HONG KONG (Reuters) - Chinese President Xi Jinping met Hong Kong leader Carrie Lam in Beijing on Monday, saying he recognised her courage to govern the Asian financial hub in these “most difficult” times.
“The situation in Hong Kong in 2019 was the most complex and difficult since its return to the motherland,” Xi told local media in brief comments before the closed door session.
Lam’s meetings come after Hong Kong police fired tear gas in late night street clashes with anti-government protesters on Sunday, as the former British colony’s worst political crisis in decades drags on into a seventh month.
Hong Kong media have speculated that Lam’s talks with Xi could yield fresh directives on the city’s political crisis, including a possible cabinet reshuffle. Xi did not go into specifics, but reiterated his support for Lam despite some previous media reports suggesting she might be replaced.
"We will continue to be unwavering in supporting you to lead the Hong Kong special administrative government to govern in accordance with the law,” said Xi as Lam listened next to him.
He added Beijing was “unwavering in supporting the Hong Kong police to firmly uphold the law”, while expressing the hope for unity in Hong Kong to get the city back on the right path.
Earlier, Lam met Chinese Premier Li Keqiang who said Hong Kong was not yet out of the “dilemma” facing the city’s ailing economy after months of sometimes violent protests.
Late on Sunday, groups of masked youths - blocked roads around Mong Kok district, prompting police to fire multiple rounds of tear gas and baton charge crowds.
Protesters are angry by what they see as Chinese meddling in freedoms promised to Hong Kong when the former British colony returned to Chinese rule in 1997.
Xi said that Lam had continued to uphold the “one country, two systems” principle that promises Hong Kong a high degree of autonomy and liberties, such as freedom of the press, denied in the mainland under Chinese rule.
The Committee to Protect Journalists (CPJ) said in a report on Monday that press freedom in Hong Kong has come under an accelerating squeeze despite China’s pledges to maintain an open society.
Large media properties have come under mainland Chinese ownership or influence, while targeted violence has underscored potential dangers for journalists who challenge China’s wishes, the report said.
Asked about the report during a daily news briefing in Beijing on Monday, Chinese foreign ministry spokesman Geng Shuang said he has not seen the report and that it was not worth refuting.
The city, home to more than 7 million people, entered its first recession in a decade in the third quarter with tourism and retail particularly affected by the sometimes violent protests.

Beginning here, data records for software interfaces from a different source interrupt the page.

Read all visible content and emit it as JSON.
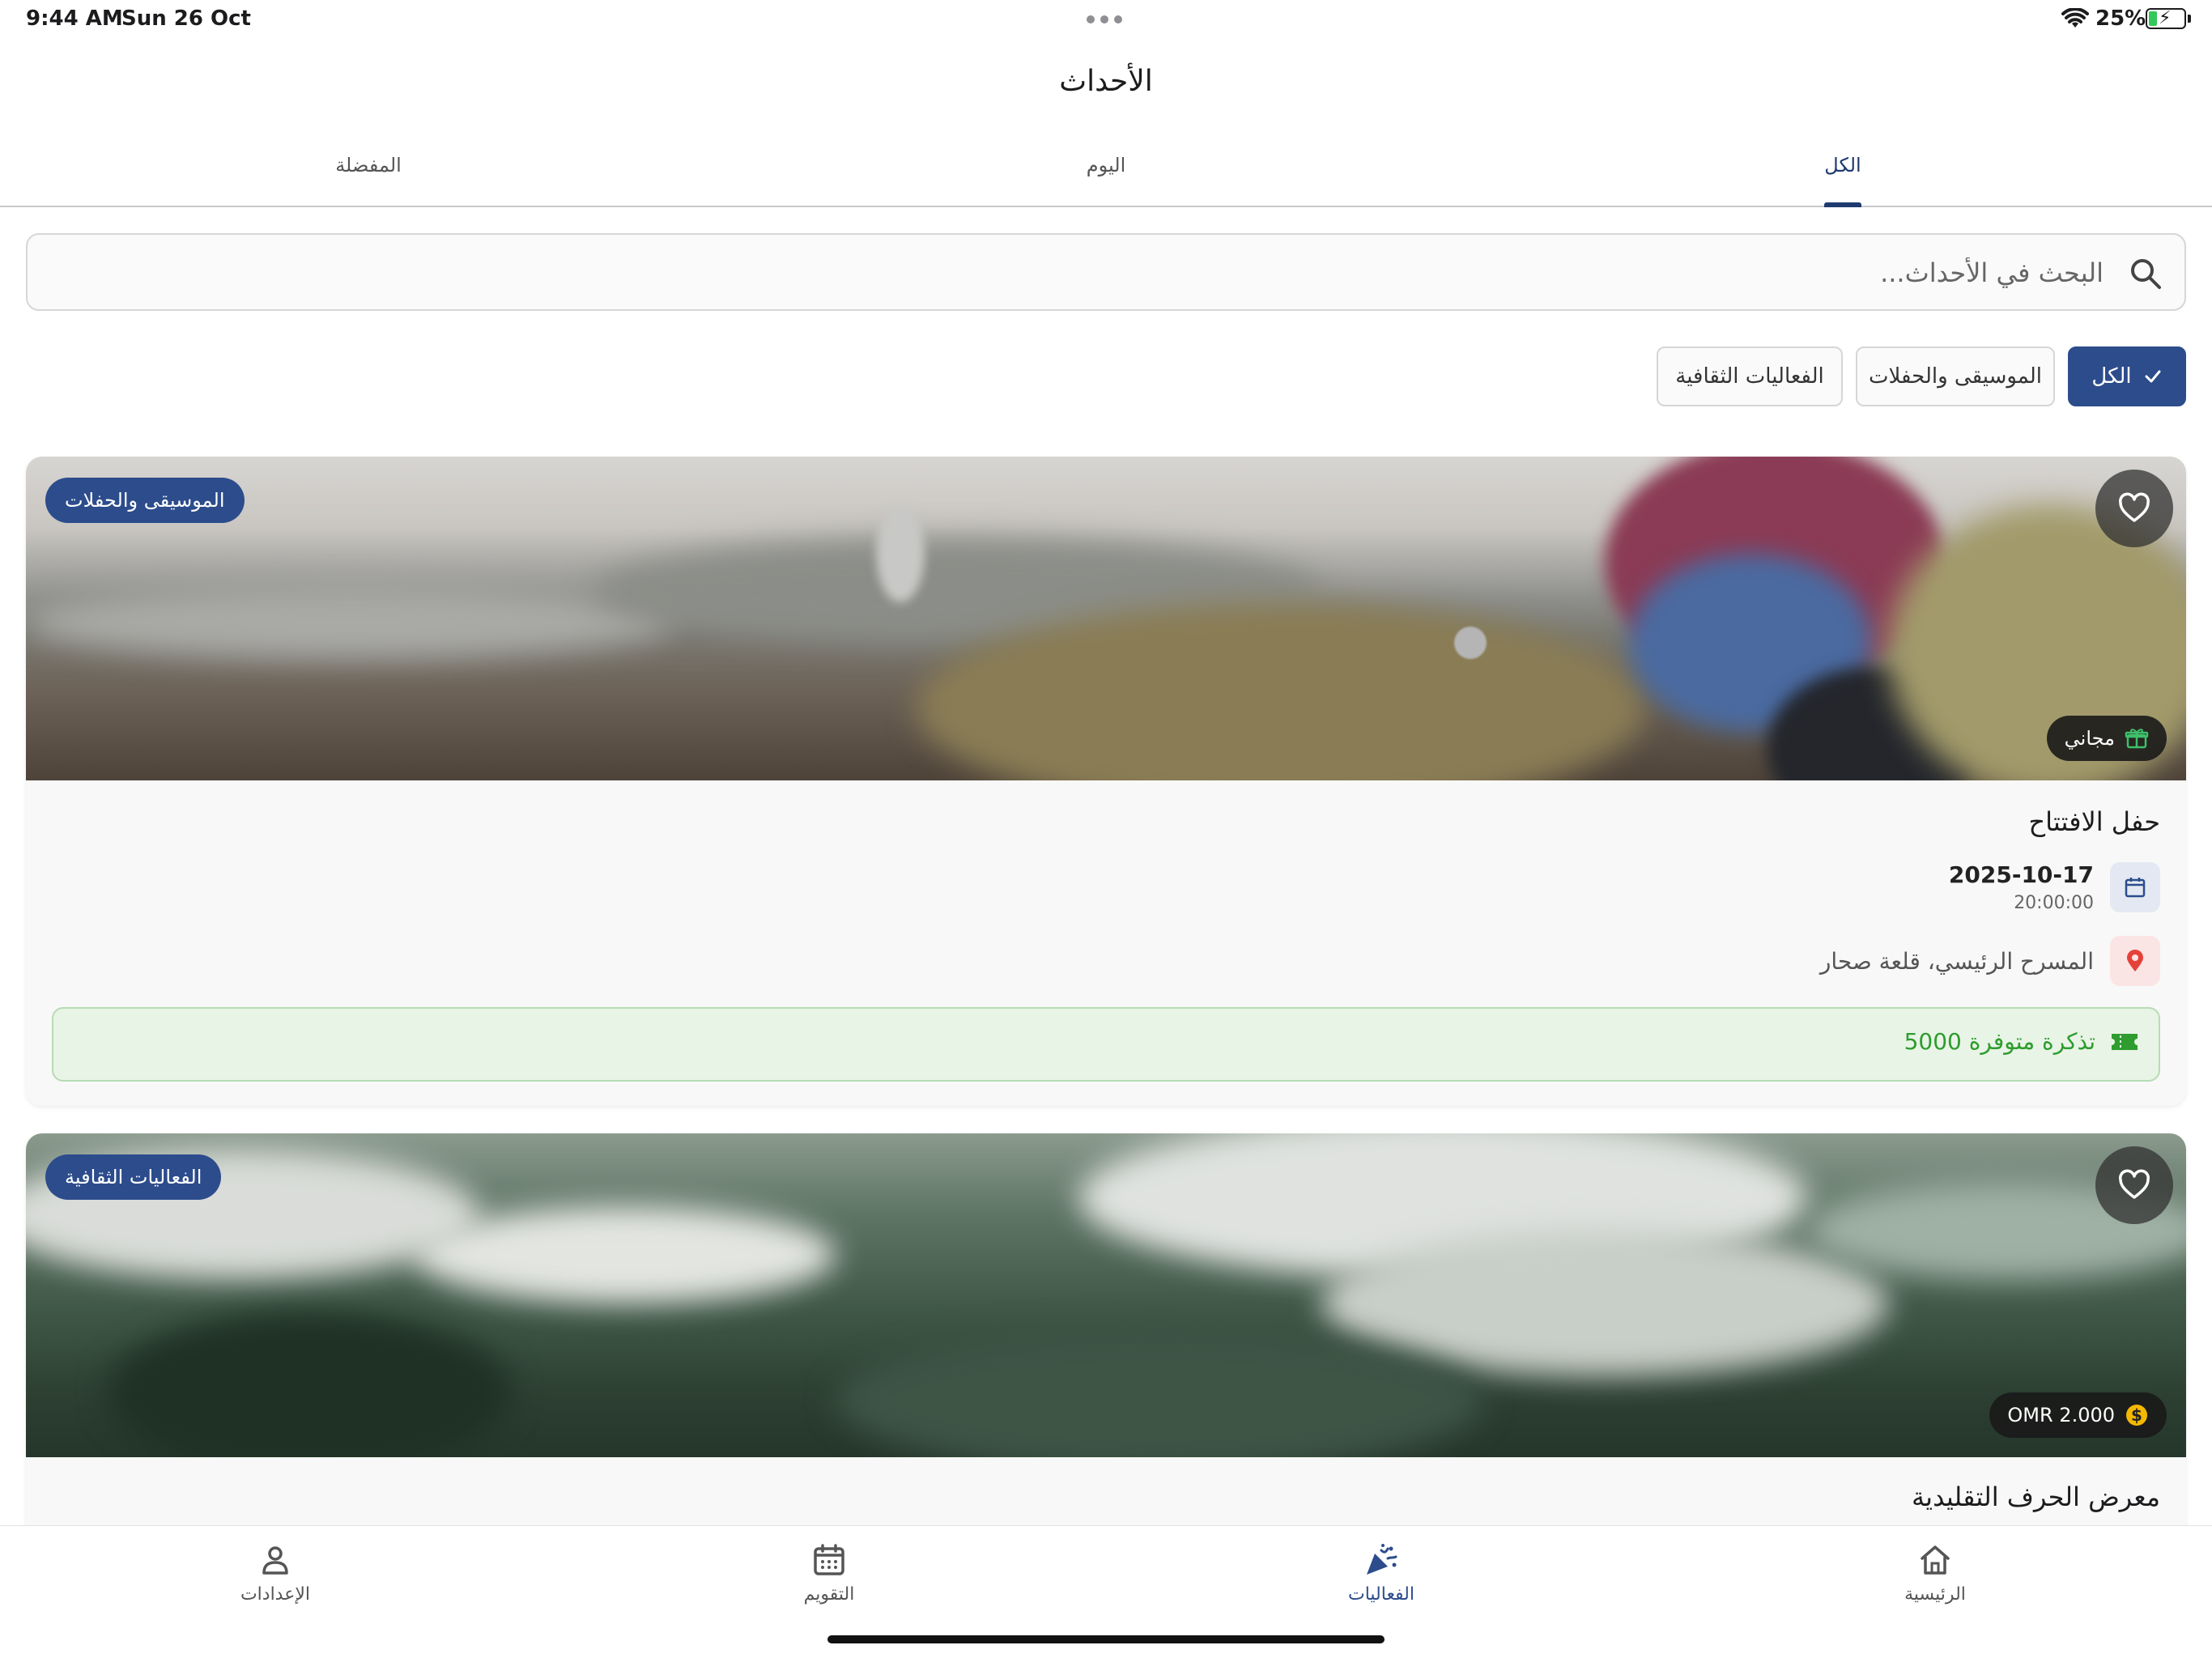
{
  "status_bar": {
    "time": "9:44 AM",
    "date": "Sun 26 Oct",
    "battery_percent": "25%"
  },
  "header": {
    "title": "الأحداث"
  },
  "tabs": [
    {
      "label": "الكل",
      "active": true
    },
    {
      "label": "اليوم",
      "active": false
    },
    {
      "label": "المفضلة",
      "active": false
    }
  ],
  "search": {
    "placeholder": "البحث في الأحداث..."
  },
  "filters": [
    {
      "label": "الكل",
      "selected": true
    },
    {
      "label": "الموسيقى والحفلات",
      "selected": false
    },
    {
      "label": "الفعاليات الثقافية",
      "selected": false
    }
  ],
  "events": [
    {
      "category": "الموسيقى والحفلات",
      "price": "مجاني",
      "price_icon": "gift-icon",
      "title": "حفل الافتتاح",
      "date": "2025-10-17",
      "time": "20:00:00",
      "location": "المسرح الرئيسي، قلعة صحار",
      "tickets": "5000 تذكرة متوفرة"
    },
    {
      "category": "الفعاليات الثقافية",
      "price": "OMR 2.000",
      "price_icon": "dollar-coin-icon",
      "title": "معرض الحرف التقليدية"
    }
  ],
  "bottom_nav": [
    {
      "label": "الرئيسية",
      "icon": "home-icon"
    },
    {
      "label": "الفعاليات",
      "icon": "party-popper-icon",
      "active": true
    },
    {
      "label": "التقويم",
      "icon": "calendar-icon"
    },
    {
      "label": "الإعدادات",
      "icon": "person-icon"
    }
  ],
  "colors": {
    "primary": "#2c4c8c",
    "tab_active": "#1e3a6e",
    "success": "#2e9c2e",
    "location_red": "#e5413a"
  }
}
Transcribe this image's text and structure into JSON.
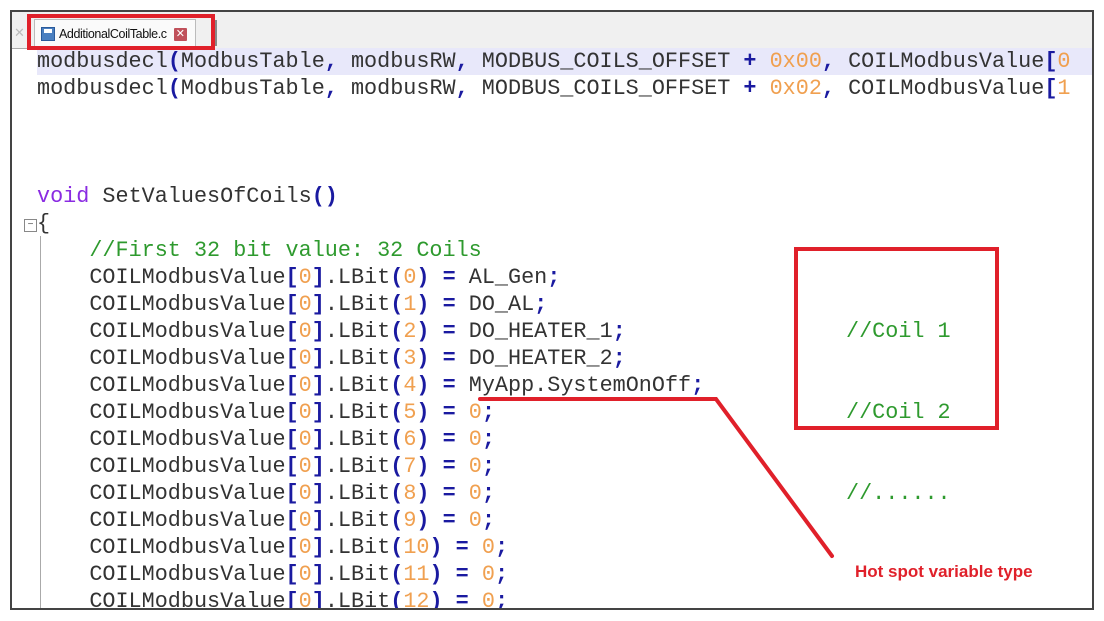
{
  "tab": {
    "filename": "AdditionalCoilTable.c",
    "close_glyph": "✕",
    "scroll_glyph": "✕"
  },
  "code_lines": [
    "modbusdecl(ModbusTable, modbusRW, MODBUS_COILS_OFFSET + 0x00, COILModbusValue[0",
    "modbusdecl(ModbusTable, modbusRW, MODBUS_COILS_OFFSET + 0x02, COILModbusValue[1",
    "",
    "",
    "",
    "void SetValuesOfCoils()",
    "{",
    "    //First 32 bit value: 32 Coils",
    "    COILModbusValue[0].LBit(0) = AL_Gen;",
    "    COILModbusValue[0].LBit(1) = DO_AL;",
    "    COILModbusValue[0].LBit(2) = DO_HEATER_1;",
    "    COILModbusValue[0].LBit(3) = DO_HEATER_2;",
    "    COILModbusValue[0].LBit(4) = MyApp.SystemOnOff;",
    "    COILModbusValue[0].LBit(5) = 0;",
    "    COILModbusValue[0].LBit(6) = 0;",
    "    COILModbusValue[0].LBit(7) = 0;",
    "    COILModbusValue[0].LBit(8) = 0;",
    "    COILModbusValue[0].LBit(9) = 0;",
    "    COILModbusValue[0].LBit(10) = 0;",
    "    COILModbusValue[0].LBit(11) = 0;",
    "    COILModbusValue[0].LBit(12) = 0;"
  ],
  "side_comments": [
    "//Coil 1",
    "//Coil 2",
    "//......"
  ],
  "annotation": {
    "text": "Hot spot variable type",
    "color": "#e0202a"
  },
  "colors": {
    "keyword": "#8a2be2",
    "operator": "#1a1aa0",
    "number": "#f0a050",
    "comment": "#2e9a2e",
    "highlight": "#e8e8fa"
  }
}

Hong Kong’s International Airport reported its biggest fall in passenger numbers in more than a decade in November, official data released on Sunday showed.
Lam’s administration has pledged HK$25 billion ($3.2 billion) in stimulus but analysts say it is unlikely to have a major impact as long as the unrest continues.
Some 7,000 licensed retail establishments out of 64,000 say they will be forced to close down in the next six months, the Hong Kong Retail Management Association said earlier this month.
While the number of protests has eased in recent weeks, the movement still enjoys broad backing, with families, children and retirees still coming out to recent demonstrations.
Protesters have called on the government to address their demands, which include an independent inquiry into police behaviour and the implementation of universal suffrage.